- $2.7 billion—Statewide water System Operational Improvement and Drought Preparedness
This is water storage which could potentially lead to new dams and was the sticking point for many Republicans. They wanted $3 billion for Los Voqueros Reservoir expansion, building Temperence Flat (on San Joaquin above Millerton Reservoir) and Sites Reservoir (off channel storage west of Colusa in Central Valley). To build any of these surface storage project would also require a substantial user (water districts, irrigations districts) pay match.
The Water Storage provision remains the most controversial for CalTrout. We remain concerned about how and where water storage dollars will be appropriated. We understand priorities for where to spend these dollars are on two projects—an expansion of Los Vaqueros Reservoir in the East Bay and newly constructed Sites Reservoir, an off channel reservoir west of I-5 in the Sacramento Valley. The other project that gets mentioned is Temperance Flat, a new dam just above Millerton Reservoir (Friant Dam) on the San Joaquin.
These funds can also be used for groundwater storage, conjunctive use and reservoir re-operations—important points we lobbied for. Groundwater storage has huge potential and needed to part of this mix.
- $725 million—Water Recycling
This section was very important to Southern California legislators—storm water runoff, salt water intrusion mitigation, etc.
- $900 million—Groundwater Sustainability
Another important section that provides funding to implement groundwater reform legislation we are actively supporting. Groundwater treatment, storage and sustainable management. Conjunctive use of surface and groundwater supplies is critical to preparing for future droughts in California. The Water Bond is coordinated with pending groundwater management reform legislation.
- $520 million—Clean, Safe and Reliable Drinking Water
- $395 million—Flood Management
We worked hard on this section to make it not just about levees. We secured language that calls for projects to be multi-benefit projects—public safety and river healthy. This ties into our work at Knagg’s Ranch and provides potential funding for future floodplain projects.
During drought times we need to find collaborative solutions that work for people and fish. Trout, steelhead and salmon are important indicators of watershed health and are important drivers of many rural and coastal economies.
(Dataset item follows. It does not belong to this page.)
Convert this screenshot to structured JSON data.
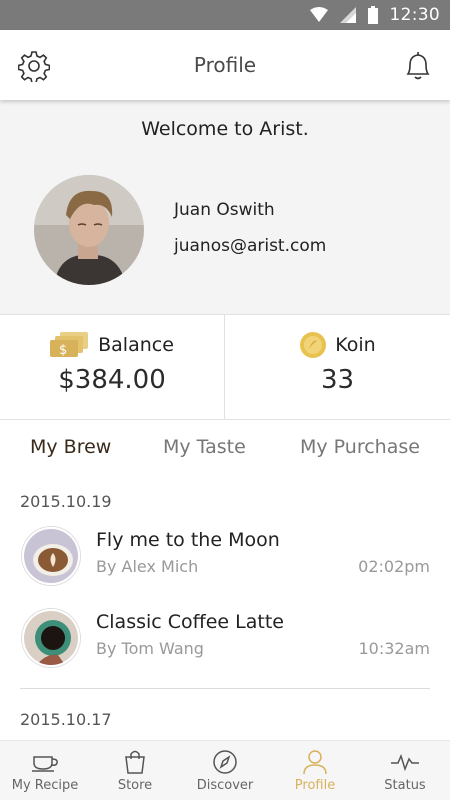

Work done to improve the status of these species directly benefits safe drinking water supplies, water quality, and the economic health of all Californians. We believe this water bond is a step in that direction.